By NewsLine Staff
Jacksonville Historical Society’s Gingerbread House Extravaganza opens for a three-week run November 30, showcasing dozens of gingerbread houses and confection creations made by area professionals and amateurs. A local holiday tradition, the Gingerbread Extravaganza was called one of the “five best holiday events in the South” last year by Southern Living magazine.
In its 14th year, the Gingerbread Extravaganza is expected to be the biggest in the show’s history.
“We’re anticipating more than 60 gingerbread houses or creations,” said show chair, Robert Hennigar.
The gingerbread houses come in all shapes, sizes and themes and are constructed by friends, families, co-workers, chefs and individuals ages six to 96. While many entries include traditional gingerbread houses and villages, other creations focus on storybook, movie, fantasy and history themes. Icing, fondant and candies are typically used, and occasionally builders use a main ingredient other than gingerbread.
Mandarin groups have stepped up in full force this year to support the Extravaganza. Members of the Mandarin Garden Club are recreating its club and grounds in gingerbread and confection. Submitting a Chanukah themed entry is a team from River Garden and River City Homebirth is building a religious themed entry. The Federation of Families of Northeast Florida, along with Youth M.O.V.E. will participate.

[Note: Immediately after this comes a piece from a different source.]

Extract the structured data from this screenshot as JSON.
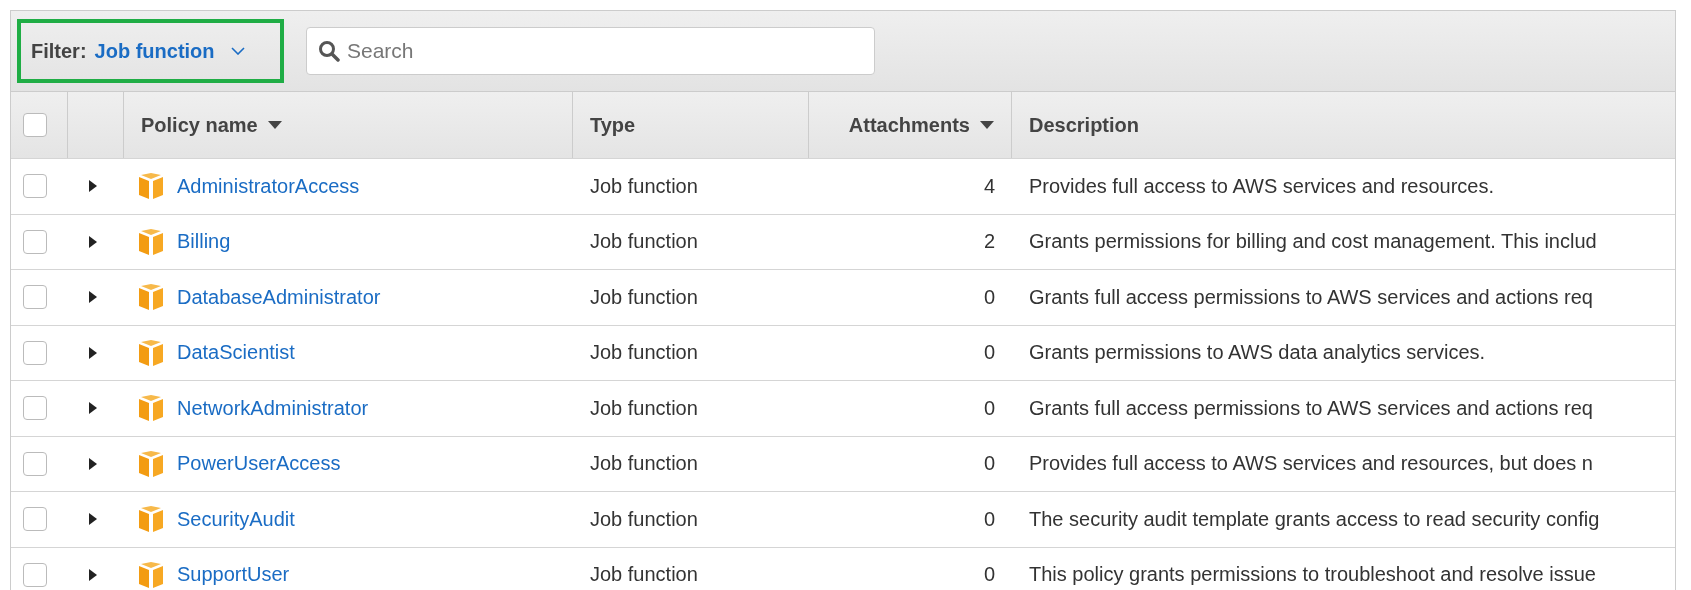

Mandarin families and friends involved in the charity event include Connie, Sammi and Timothy Mack. Mandarin mother and daughter Karen and Kate Truslow joined with friends Bridget Tice and Stephanie Fields to build a Winnie the Pooh gingerbread exhibit that features the holidays. Mandarin resident, Mary Sheldon, who moved to Mandarin a year ago from Buffalo, is working with her daughter, longtime Mandarin resident Sharon Povlak, to build a castle. Kari Bell and her family are participating.
A Festival of Trees, created by the Junior League of Jacksonville Sustainers is included in the Gingerbread Extravaganza. A dozen themed trees showcase local history and the holidays.
“The trees are highly creative and an important part of the event,” said Mandarin resident and executive director of the Jacksonville Historical Society, Emily Lisska.
The Gingerbread House Extravaganza runs Nov. 30 – Dec. 23, 11 a.m. – 5 p.m. daily except Sundays, at Jacksonville Historical Society’s Old St. Andrews, 317 A. Philip Randolph Blvd., across from the Veterans Memorial Arena. It opens at 10 a.m. on Saturdays.
A charity event, a donation of $5 for adults and $3 for children older than three is suggested. The Jacksonville Historical Society’s Merrill Museum House, highlighting 1903 Jacksonville life, is open 1 p.m. – 4 p.m. during the Extravaganza and is located on adjoining property. Parking for both events is free.
“It’s a perfect event for all ages,” said Lisska. “It’s also the most creative art show in town.”
Email email@example.com or call (904) 665-0064 for more information.
Photo courtesy Emily Lisska
The Gingerbread House Extravaganza, Nov. 30 – Dec. 23 at the Jacksonville Historical Society’s Old St. Andrew’s, features a wide variety of confection creations, especially classic gingerbread houses.